The joy of receiving comes pretty naturally to all of us doesn’t it! In light of that, we’ve focused our attention on teaching J the joy of giving. In fact J really hadn’t figured out that he would receive gifts on Christmas too… until this weekend We made shoeboxes for Operation Christmas Child, homemade cookies for teachers and neighbors, he wanted to bring stickers to his friends to the Christmas celebration at Bible Study last week, … I’ve been so proud that he is starting to think of ways to give on his own too!
Honestly, I’m learning how to teach this as I go. But I’m finding it really it isn’t as difficult as I had anticipated. We focus on the smiles on faces or the laughs we hear when we give, the way it makes someone else feel. We try to vocalize how we feel when we’re given something to add more opportunities for J to make the connection behind the purpose of giving. J is starting to notice. He came home from Bible study so excited because the other kids in his class were “so happy!” when he gave them stickers.
So this year I decided J was old enough to go shopping himself. I started with dad first, asking J what gift he wanted to give daddy for Christmas. His first response was cars and trains. Of course! Those are J’s personal favorites so why wouldn’t dad enjoy those too?
So we had a lesson on how to give gifts. Think about what the person enjoys doing. What do we see daddy excited about?
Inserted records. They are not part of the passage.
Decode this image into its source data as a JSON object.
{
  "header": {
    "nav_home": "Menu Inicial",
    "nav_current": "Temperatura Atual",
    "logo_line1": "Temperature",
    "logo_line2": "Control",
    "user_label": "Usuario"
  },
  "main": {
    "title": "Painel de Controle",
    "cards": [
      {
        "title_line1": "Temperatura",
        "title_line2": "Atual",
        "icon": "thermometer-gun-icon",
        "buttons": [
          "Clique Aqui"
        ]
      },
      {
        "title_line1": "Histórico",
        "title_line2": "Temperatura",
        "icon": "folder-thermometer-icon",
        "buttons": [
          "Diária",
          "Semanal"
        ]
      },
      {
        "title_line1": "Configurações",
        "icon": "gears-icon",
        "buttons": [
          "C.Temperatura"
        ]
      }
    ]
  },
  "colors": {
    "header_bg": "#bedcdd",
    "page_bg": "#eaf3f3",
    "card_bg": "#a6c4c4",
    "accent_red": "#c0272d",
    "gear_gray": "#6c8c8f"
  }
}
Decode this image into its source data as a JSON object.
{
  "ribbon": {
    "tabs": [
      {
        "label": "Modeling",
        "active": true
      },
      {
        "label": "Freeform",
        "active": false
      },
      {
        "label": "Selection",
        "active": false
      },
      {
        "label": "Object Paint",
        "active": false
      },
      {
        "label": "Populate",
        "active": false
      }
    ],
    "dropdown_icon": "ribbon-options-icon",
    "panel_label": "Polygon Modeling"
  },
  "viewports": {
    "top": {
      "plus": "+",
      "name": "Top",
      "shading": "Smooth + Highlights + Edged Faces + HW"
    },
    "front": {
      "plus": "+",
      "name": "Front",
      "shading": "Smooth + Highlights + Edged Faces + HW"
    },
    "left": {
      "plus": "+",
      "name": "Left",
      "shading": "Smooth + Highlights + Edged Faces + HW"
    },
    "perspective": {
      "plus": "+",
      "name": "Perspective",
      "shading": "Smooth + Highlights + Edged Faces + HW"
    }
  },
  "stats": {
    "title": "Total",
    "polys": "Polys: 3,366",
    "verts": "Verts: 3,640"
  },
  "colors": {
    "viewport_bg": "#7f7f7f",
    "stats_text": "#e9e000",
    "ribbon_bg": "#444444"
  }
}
This wasn’t easy for my 2 year old to grasp. But he eventually got it! I was so proud when he finally started listing things that Daddy liked and decided on the perfect gift. An orange! He was so thrilled with the idea. And it’s true, my husband loves oranges. So we took off to the store to buy an orange.
J wrapped up the orange and he placed it under the tree. J has been THRILLED with his choice and COULDN’T WAIT to give it to daddy. In fact when dad came home from work the night of our shopping trip, J ran up to him with a “Happy Birthday!!” I got you orange!!!” Obviously he’s still a bit confused. It’s a work in progress. He wanted dad to open the gift right away, but slowly caught on when I convinced him to keep it a secret until Christmas. Each day since, he has retrieved the gift for dad from under the tree and carried it around, telling me all about what’s inside. He gives it a place of honor, separate from the other gifts. It’s so cute to watch.
I love that his focus is not on the gifts for him that wait under the tree, but what he gets to give.
Today was actually our family’s day to exchange gifts. Schedules just made this most feasible instead of waiting Christmas morning (which is fine by me actually since now we can focus even more on Jesus’ birthday). J ran straight to get dad’s gift. His excitement was still there and was thrilled to see dad open (and eat) his present. Can you tell?
Tonight during our bedtime prayer, long after all gifts were opened, J of course was thankful for the gifts he received. But, I love that he wasn’t focused on just that. He also remembered in prayer, getting to give dad a gift too and how happy dad was to get his orange. I think teaching the joy of giving is a process that takes time and lots of practice. I definitely think it’s worth the effort to start working even when our kids are young.
There’s still plenty of time! Ask your little one what they would like to give their mom, dad, or grandparents for Christmas. I would suggest having this conversation before hitting the store. Encourage them to think from another’s perspective. It doesn’t have to cost much, the price of an orange can go a long way in teaching a very important lesson.
Now on to see what J wants to give the rest of the family!